Entries from a dataset of interfaces:
*** Block opens ***

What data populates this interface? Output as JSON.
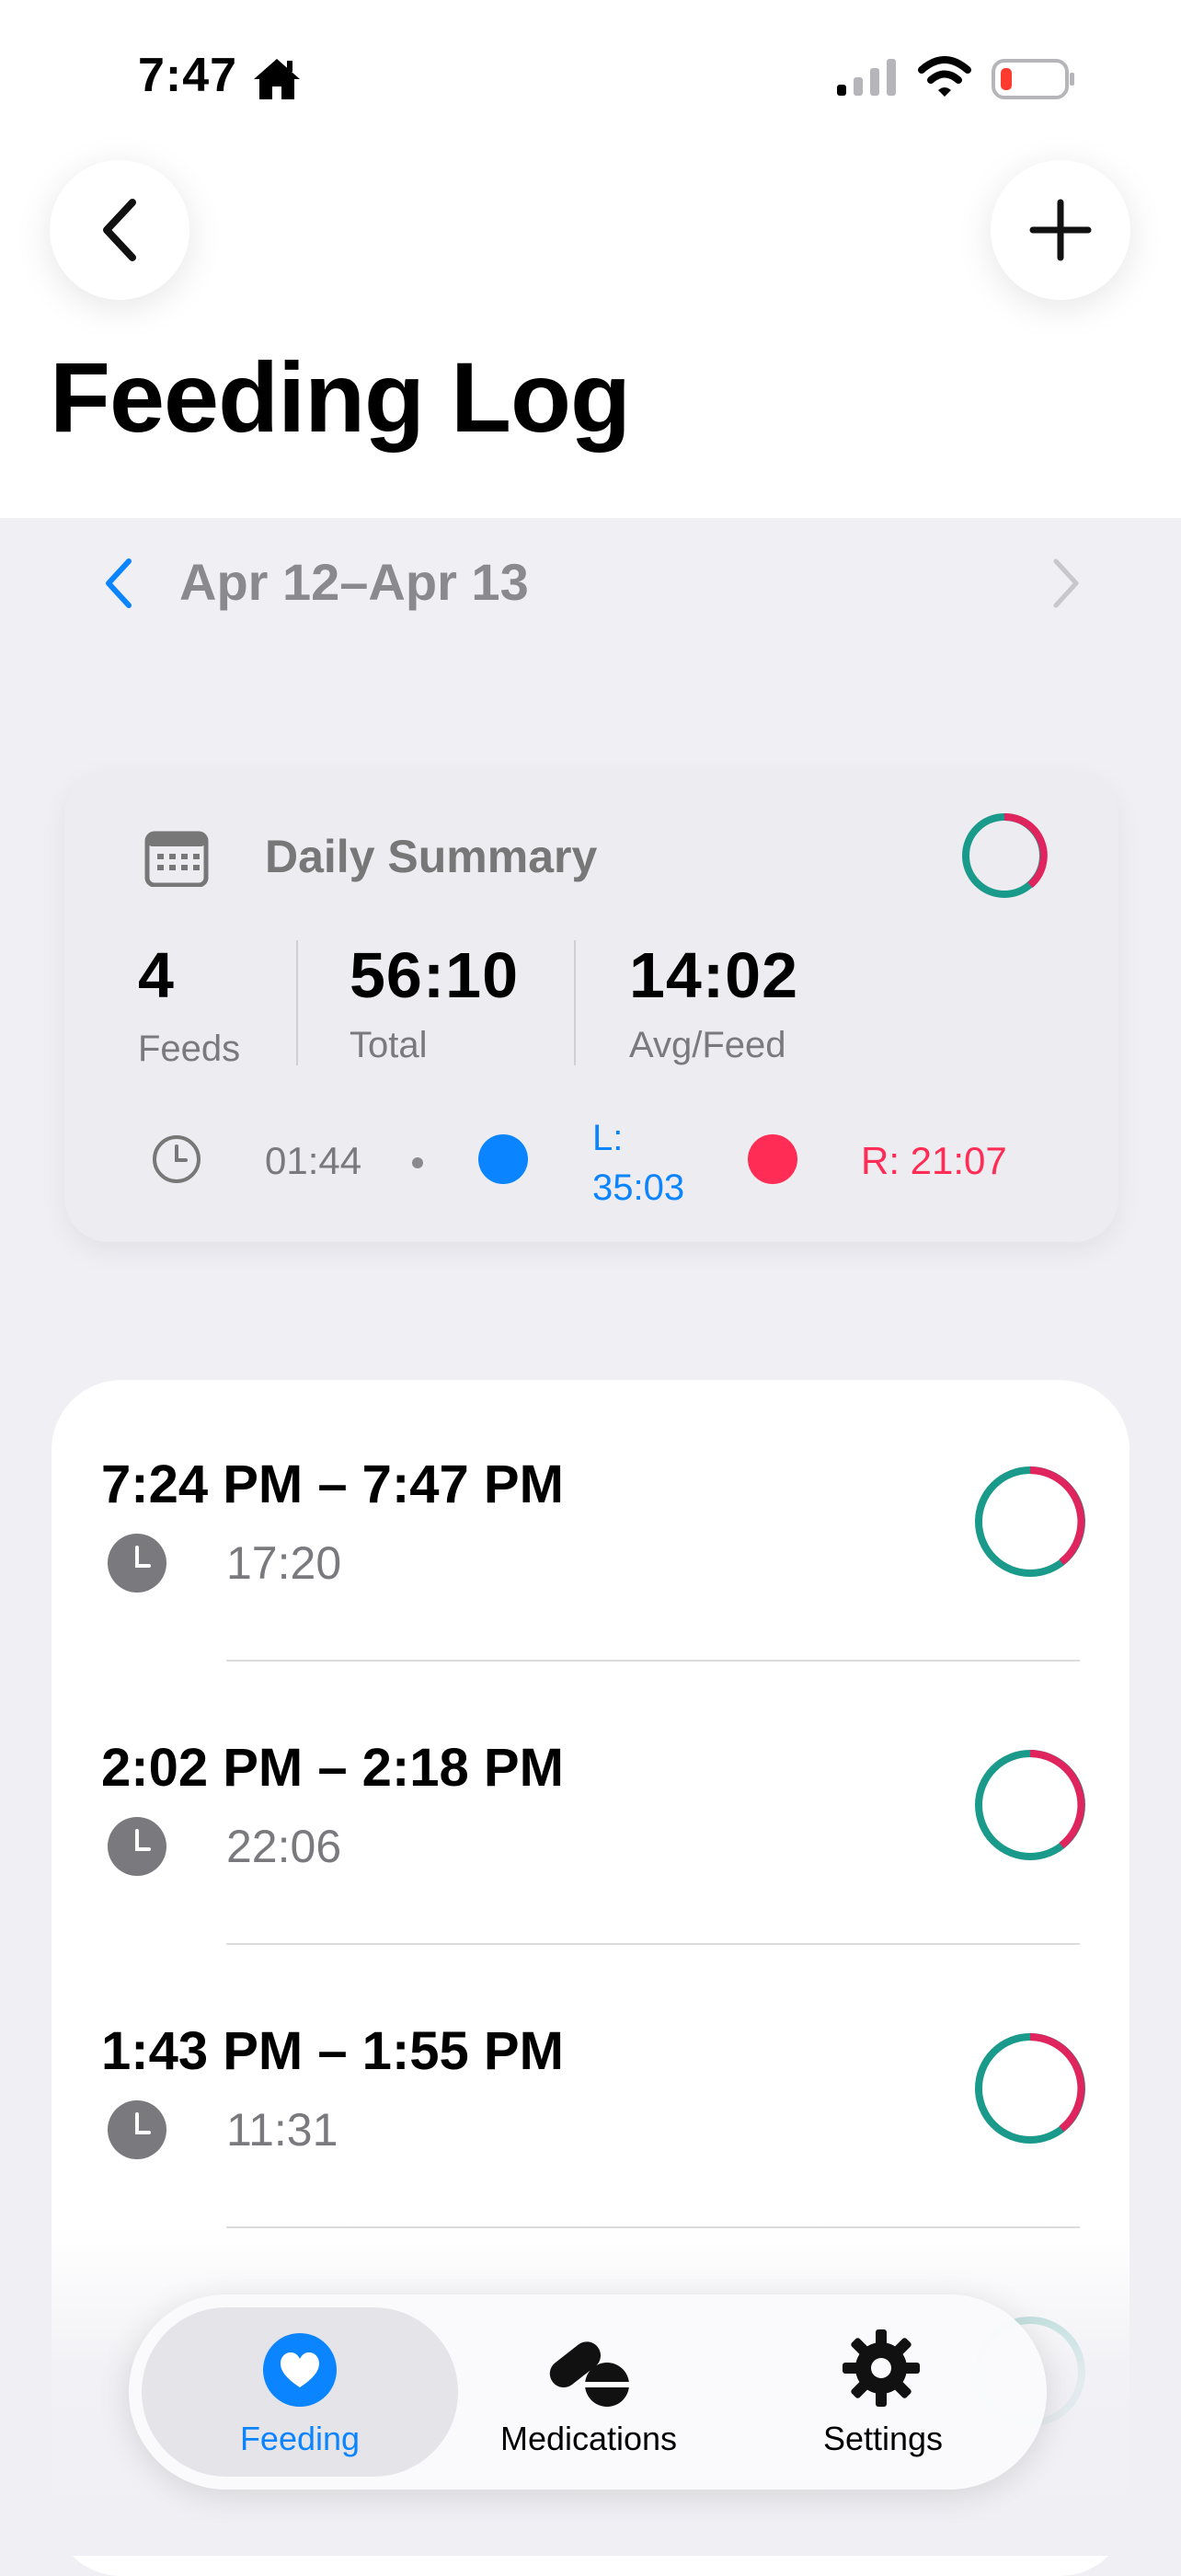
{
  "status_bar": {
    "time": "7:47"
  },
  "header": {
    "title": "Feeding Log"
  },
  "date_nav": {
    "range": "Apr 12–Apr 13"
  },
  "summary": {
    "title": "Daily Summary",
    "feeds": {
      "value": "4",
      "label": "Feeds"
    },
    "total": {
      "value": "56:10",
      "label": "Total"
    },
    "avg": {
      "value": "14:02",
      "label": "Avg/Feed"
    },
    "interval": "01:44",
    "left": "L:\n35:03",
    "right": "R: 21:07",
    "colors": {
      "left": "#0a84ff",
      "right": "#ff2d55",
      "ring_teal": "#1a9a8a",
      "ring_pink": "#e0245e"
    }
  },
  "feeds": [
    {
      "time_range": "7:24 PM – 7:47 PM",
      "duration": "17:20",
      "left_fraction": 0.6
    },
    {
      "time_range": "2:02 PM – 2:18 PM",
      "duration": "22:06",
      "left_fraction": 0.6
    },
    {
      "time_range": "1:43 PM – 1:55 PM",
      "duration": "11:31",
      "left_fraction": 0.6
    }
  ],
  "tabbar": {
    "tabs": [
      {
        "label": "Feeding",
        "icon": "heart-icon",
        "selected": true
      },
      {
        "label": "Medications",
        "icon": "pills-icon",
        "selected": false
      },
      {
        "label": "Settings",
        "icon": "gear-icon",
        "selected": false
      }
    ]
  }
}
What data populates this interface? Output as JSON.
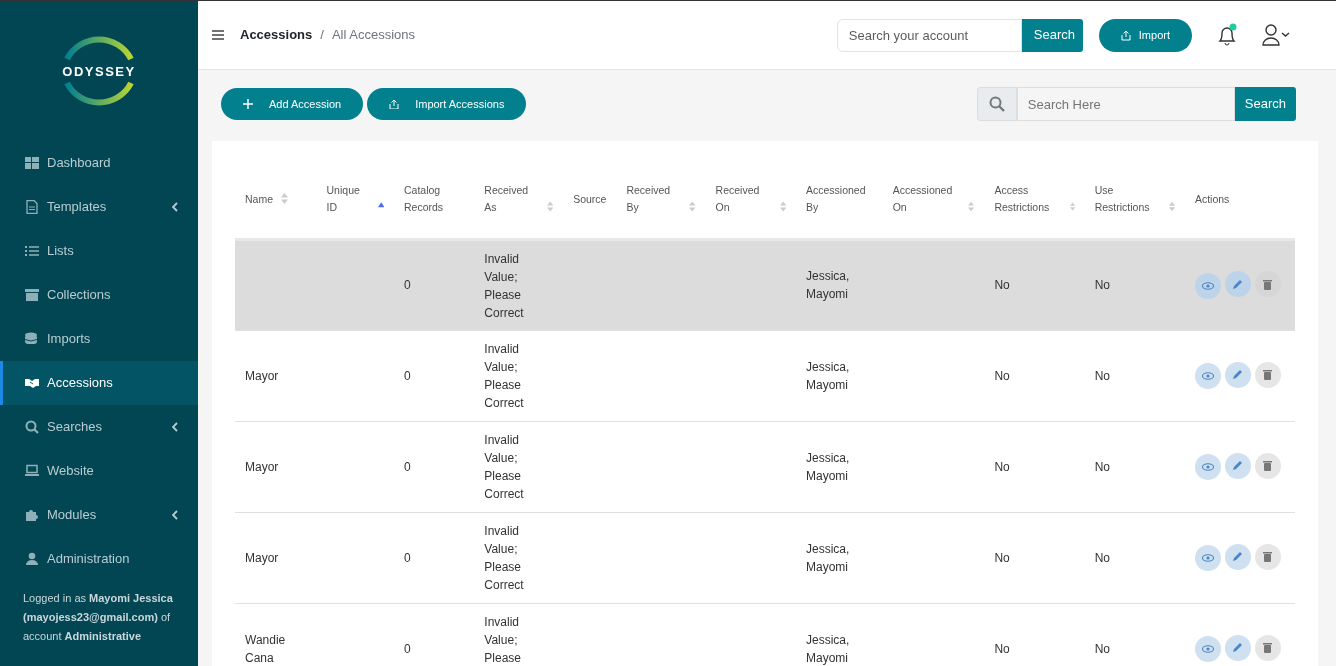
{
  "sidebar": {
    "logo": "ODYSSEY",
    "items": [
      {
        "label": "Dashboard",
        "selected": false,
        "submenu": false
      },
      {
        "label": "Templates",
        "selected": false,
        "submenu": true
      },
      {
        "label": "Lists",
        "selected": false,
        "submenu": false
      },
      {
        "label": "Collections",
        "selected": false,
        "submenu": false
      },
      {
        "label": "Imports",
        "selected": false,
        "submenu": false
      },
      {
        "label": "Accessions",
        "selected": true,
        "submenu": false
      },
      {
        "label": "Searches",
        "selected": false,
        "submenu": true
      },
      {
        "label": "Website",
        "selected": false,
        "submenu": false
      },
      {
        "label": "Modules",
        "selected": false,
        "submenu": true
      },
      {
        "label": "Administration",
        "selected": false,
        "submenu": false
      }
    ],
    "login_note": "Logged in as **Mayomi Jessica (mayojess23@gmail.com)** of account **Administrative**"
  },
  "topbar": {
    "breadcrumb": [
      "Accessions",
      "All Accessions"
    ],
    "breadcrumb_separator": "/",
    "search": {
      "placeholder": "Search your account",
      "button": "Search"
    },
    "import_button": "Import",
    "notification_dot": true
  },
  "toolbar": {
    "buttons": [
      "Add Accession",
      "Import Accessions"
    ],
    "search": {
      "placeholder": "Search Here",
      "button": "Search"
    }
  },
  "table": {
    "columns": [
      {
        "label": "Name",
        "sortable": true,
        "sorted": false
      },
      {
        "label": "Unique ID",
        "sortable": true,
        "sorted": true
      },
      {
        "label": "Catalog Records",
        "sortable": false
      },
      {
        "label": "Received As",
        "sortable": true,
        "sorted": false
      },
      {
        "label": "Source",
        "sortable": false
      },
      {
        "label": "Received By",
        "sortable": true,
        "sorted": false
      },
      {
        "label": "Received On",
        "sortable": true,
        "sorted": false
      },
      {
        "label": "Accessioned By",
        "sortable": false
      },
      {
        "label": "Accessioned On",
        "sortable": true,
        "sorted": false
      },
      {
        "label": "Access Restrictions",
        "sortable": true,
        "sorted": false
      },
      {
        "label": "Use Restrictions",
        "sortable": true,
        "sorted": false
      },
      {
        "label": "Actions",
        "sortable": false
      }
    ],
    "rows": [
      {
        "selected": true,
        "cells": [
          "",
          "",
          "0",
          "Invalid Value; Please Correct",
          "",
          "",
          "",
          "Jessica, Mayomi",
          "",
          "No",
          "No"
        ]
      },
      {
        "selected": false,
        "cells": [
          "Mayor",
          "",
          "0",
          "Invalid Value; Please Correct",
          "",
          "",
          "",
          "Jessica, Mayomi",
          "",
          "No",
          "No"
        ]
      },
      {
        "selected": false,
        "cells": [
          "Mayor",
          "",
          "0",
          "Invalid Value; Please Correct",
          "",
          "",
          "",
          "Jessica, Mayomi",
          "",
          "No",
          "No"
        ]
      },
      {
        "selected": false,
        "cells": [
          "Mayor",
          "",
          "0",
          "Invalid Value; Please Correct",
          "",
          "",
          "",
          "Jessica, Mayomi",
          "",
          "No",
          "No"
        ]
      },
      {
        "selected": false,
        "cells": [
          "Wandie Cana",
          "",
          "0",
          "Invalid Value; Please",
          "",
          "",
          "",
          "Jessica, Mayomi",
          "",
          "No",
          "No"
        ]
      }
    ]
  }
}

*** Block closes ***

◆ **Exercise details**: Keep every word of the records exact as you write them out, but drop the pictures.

◆ **Response to the task**:
What data populates this interface? Output as JSON.
{
  "status_bar": {
    "time": "7:47"
  },
  "header": {
    "title": "Feeding Log"
  },
  "date_nav": {
    "range": "Apr 12–Apr 13"
  },
  "summary": {
    "title": "Daily Summary",
    "feeds": {
      "value": "4",
      "label": "Feeds"
    },
    "total": {
      "value": "56:10",
      "label": "Total"
    },
    "avg": {
      "value": "14:02",
      "label": "Avg/Feed"
    },
    "interval": "01:44",
    "left": "L:\n35:03",
    "right": "R: 21:07",
    "colors": {
      "left": "#0a84ff",
      "right": "#ff2d55",
      "ring_teal": "#1a9a8a",
      "ring_pink": "#e0245e"
    }
  },
  "feeds": [
    {
      "time_range": "7:24 PM – 7:47 PM",
      "duration": "17:20",
      "left_fraction": 0.6
    },
    {
      "time_range": "2:02 PM – 2:18 PM",
      "duration": "22:06",
      "left_fraction": 0.6
    },
    {
      "time_range": "1:43 PM – 1:55 PM",
      "duration": "11:31",
      "left_fraction": 0.6
    }
  ],
  "tabbar": {
    "tabs": [
      {
        "label": "Feeding",
        "icon": "heart-icon",
        "selected": true
      },
      {
        "label": "Medications",
        "icon": "pills-icon",
        "selected": false
      },
      {
        "label": "Settings",
        "icon": "gear-icon",
        "selected": false
      }
    ]
  }
}
What data populates this interface? Output as JSON.
{
  "sidebar": {
    "logo": "ODYSSEY",
    "items": [
      {
        "label": "Dashboard",
        "selected": false,
        "submenu": false
      },
      {
        "label": "Templates",
        "selected": false,
        "submenu": true
      },
      {
        "label": "Lists",
        "selected": false,
        "submenu": false
      },
      {
        "label": "Collections",
        "selected": false,
        "submenu": false
      },
      {
        "label": "Imports",
        "selected": false,
        "submenu": false
      },
      {
        "label": "Accessions",
        "selected": true,
        "submenu": false
      },
      {
        "label": "Searches",
        "selected": false,
        "submenu": true
      },
      {
        "label": "Website",
        "selected": false,
        "submenu": false
      },
      {
        "label": "Modules",
        "selected": false,
        "submenu": true
      },
      {
        "label": "Administration",
        "selected": false,
        "submenu": false
      }
    ],
    "login_note": "Logged in as **Mayomi Jessica (mayojess23@gmail.com)** of account **Administrative**"
  },
  "topbar": {
    "breadcrumb": [
      "Accessions",
      "All Accessions"
    ],
    "breadcrumb_separator": "/",
    "search": {
      "placeholder": "Search your account",
      "button": "Search"
    },
    "import_button": "Import",
    "notification_dot": true
  },
  "toolbar": {
    "buttons": [
      "Add Accession",
      "Import Accessions"
    ],
    "search": {
      "placeholder": "Search Here",
      "button": "Search"
    }
  },
  "table": {
    "columns": [
      {
        "label": "Name",
        "sortable": true,
        "sorted": false
      },
      {
        "label": "Unique ID",
        "sortable": true,
        "sorted": true
      },
      {
        "label": "Catalog Records",
        "sortable": false
      },
      {
        "label": "Received As",
        "sortable": true,
        "sorted": false
      },
      {
        "label": "Source",
        "sortable": false
      },
      {
        "label": "Received By",
        "sortable": true,
        "sorted": false
      },
      {
        "label": "Received On",
        "sortable": true,
        "sorted": false
      },
      {
        "label": "Accessioned By",
        "sortable": false
      },
      {
        "label": "Accessioned On",
        "sortable": true,
        "sorted": false
      },
      {
        "label": "Access Restrictions",
        "sortable": true,
        "sorted": false
      },
      {
        "label": "Use Restrictions",
        "sortable": true,
        "sorted": false
      },
      {
        "label": "Actions",
        "sortable": false
      }
    ],
    "rows": [
      {
        "selected": true,
        "cells": [
          "",
          "",
          "0",
          "Invalid Value; Please Correct",
          "",
          "",
          "",
          "Jessica, Mayomi",
          "",
          "No",
          "No"
        ]
      },
      {
        "selected": false,
        "cells": [
          "Mayor",
          "",
          "0",
          "Invalid Value; Please Correct",
          "",
          "",
          "",
          "Jessica, Mayomi",
          "",
          "No",
          "No"
        ]
      },
      {
        "selected": false,
        "cells": [
          "Mayor",
          "",
          "0",
          "Invalid Value; Please Correct",
          "",
          "",
          "",
          "Jessica, Mayomi",
          "",
          "No",
          "No"
        ]
      },
      {
        "selected": false,
        "cells": [
          "Mayor",
          "",
          "0",
          "Invalid Value; Please Correct",
          "",
          "",
          "",
          "Jessica, Mayomi",
          "",
          "No",
          "No"
        ]
      },
      {
        "selected": false,
        "cells": [
          "Wandie Cana",
          "",
          "0",
          "Invalid Value; Please",
          "",
          "",
          "",
          "Jessica, Mayomi",
          "",
          "No",
          "No"
        ]
      }
    ]
  }
}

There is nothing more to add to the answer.